By definition, a textbook extratropical cyclone has two frontal zones, the warm front, and the cold front following it. A strong flow of cold air mass develops into the cyclone ahead of the warm front, known as the cold conveyor belt. While behind the main cold front, a much cooler and also drier air mass, very often originating from the Arctic region, flows into the cyclone’s core. Thus, forming a well-defined dry intrusion towards the center of a deepening cyclone, typically rounding the low, emerging from the southwest direction.

The cold conveyor belt brings cold and moist air in general, spreading towards the center of the extratropical storm, together with precipitation such as rain and snow. Meanwhile, the dry intrusion delivers cooler and also very dry air into the cyclone. With the precipitation falling from the cold conveyor belt into the dry air in the dry intrusion streak, droplets are quickly evaporating and leading to further cooling of the air mass. This is a process known as evaporative cooling.


Finally, as the strong winds jet descends towards the surface, those are intensifying more as the air is drying out. So winds are literally grazing and evaporating the layers of air on the nose of this descending jet. Thus, creating a clear path through the precipitation with the evaporative cooling also leads to the air becoming much denser within the jet.
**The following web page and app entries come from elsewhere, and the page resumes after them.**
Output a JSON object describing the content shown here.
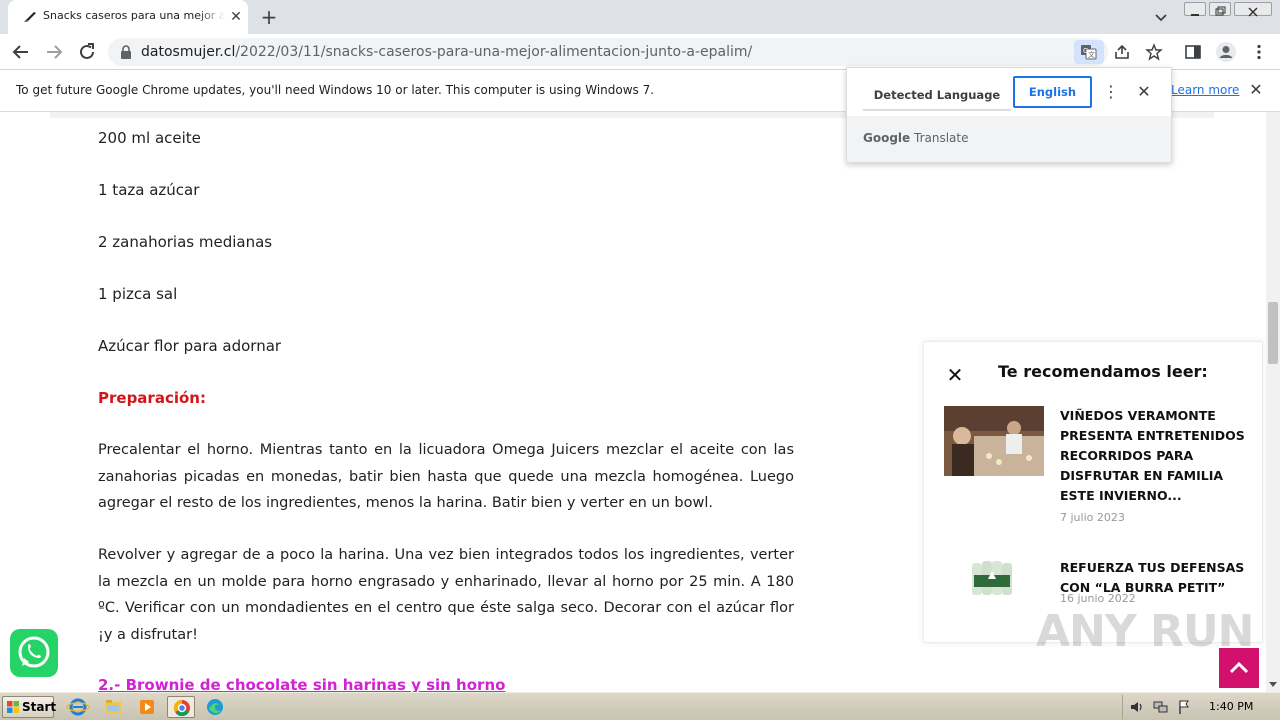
{
  "browser": {
    "tab_title": "Snacks caseros para una mejor alimentación",
    "tab_close": "✕",
    "new_tab": "+",
    "url_host": "datosmujer.cl",
    "url_path": "/2022/03/11/snacks-caseros-para-una-mejor-alimentacion-junto-a-epalim/",
    "icons": [
      "back-arrow-icon",
      "forward-arrow-icon",
      "reload-icon",
      "lock-icon",
      "translate-icon",
      "share-icon",
      "star-icon",
      "side-panel-icon",
      "profile-icon",
      "kebab-menu-icon"
    ]
  },
  "infobar": {
    "text": "To get future Google Chrome updates, you'll need Windows 10 or later. This computer is using Windows 7.",
    "learn_more": "Learn more",
    "close": "✕"
  },
  "translate_popup": {
    "detected_tab": "Detected Language",
    "english_tab": "English",
    "menu": "⋮",
    "close": "✕",
    "brand_google": "Google",
    "brand_translate": "Translate"
  },
  "article": {
    "ingredients": [
      "200 ml aceite",
      "1 taza azúcar",
      "2 zanahorias medianas",
      "1 pizca sal",
      "Azúcar flor para adornar"
    ],
    "prep_heading": "Preparación:",
    "paragraphs": [
      "Precalentar el horno. Mientras tanto en la licuadora Omega Juicers mezclar el aceite con las zanahorias picadas en monedas, batir bien hasta que quede una mezcla homogénea. Luego agregar el resto de los ingredientes, menos la harina. Batir bien y verter en un bowl.",
      "Revolver y agregar de a poco la harina. Una vez bien integrados todos los ingredientes, verter la mezcla en un molde para horno engrasado y enharinado, llevar al horno por 25 min. A 180 ºC. Verificar con un mondadientes en el centro que éste salga seco. Decorar con el azúcar flor ¡y a disfrutar!"
    ],
    "next_heading": "2.- Brownie de chocolate sin harinas y sin horno",
    "colors": {
      "prep": "#d4141b",
      "next": "#d321d6"
    }
  },
  "recommend": {
    "close": "✕",
    "heading": "Te recomendamos leer:",
    "items": [
      {
        "title": "VIÑEDOS VERAMONTE PRESENTA ENTRETENIDOS RECORRIDOS PARA DISFRUTAR EN FAMILIA ESTE INVIERNO...",
        "date": "7 julio 2023"
      },
      {
        "title": "REFUERZA TUS DEFENSAS CON “LA BURRA PETIT”",
        "date": "16 junio 2022"
      }
    ]
  },
  "watermark": "ANY RUN",
  "taskbar": {
    "start": "Start",
    "clock": "1:40 PM",
    "apps": [
      "ie-icon",
      "explorer-icon",
      "media-player-icon",
      "chrome-icon",
      "edge-icon"
    ]
  }
}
This causes the acceleration of the downward momentum or, in other words, winds are pushed down with higher force towards the tip of the cloud head when it wraps around the cyclone dead center.

These processes with the sting jet are occurring at altitudes of about 3-4 km above sea level surface and often lead to extremely severe wind gusts. The peak gusts are easily exceeding 90-100 mph (150-160 km/h) or evening stronger than 125 mph (200 km/h) with the most intense extratropical cyclones. Once the sting jet is fully developed, this wind maximum is fairly easily recognizable as the cloud, hooked just like a scorpion’s tail. This gives this dangerous wind region its famous name.


The composite satellite image above hints us how the shape of a textbook cyclone with a sting jet really looks like a scorpion’s tail. Pretty fascinating feature to say at least. A sting jet usually affects only a small region of about 100-200 km across and is compared to the size of the parent large bomb cyclone rather narrow. It usually lasts only for several hours, but when it spreads across the land areas, destructive winds normally occur. This was the case with Eunice.


When we see storms developing so explosively over the Atlantic, we can expect their typical satellite appearance of the banded cloud heads (comma cloud) associated with any type of these bomb cyclones also containing sting jets. As we saw above, the cloud head is strongly curved into the cyclone from where the most intense winds blast towards the surface.

Note, that these cloud bands on the edge of the comma cloud disappear quite sharply on the jet nose due to the effect of evaporation in the dry air of the dry intrusion.

Images used in this article were provided by Windy, Wxcharts, and Pivotalweather.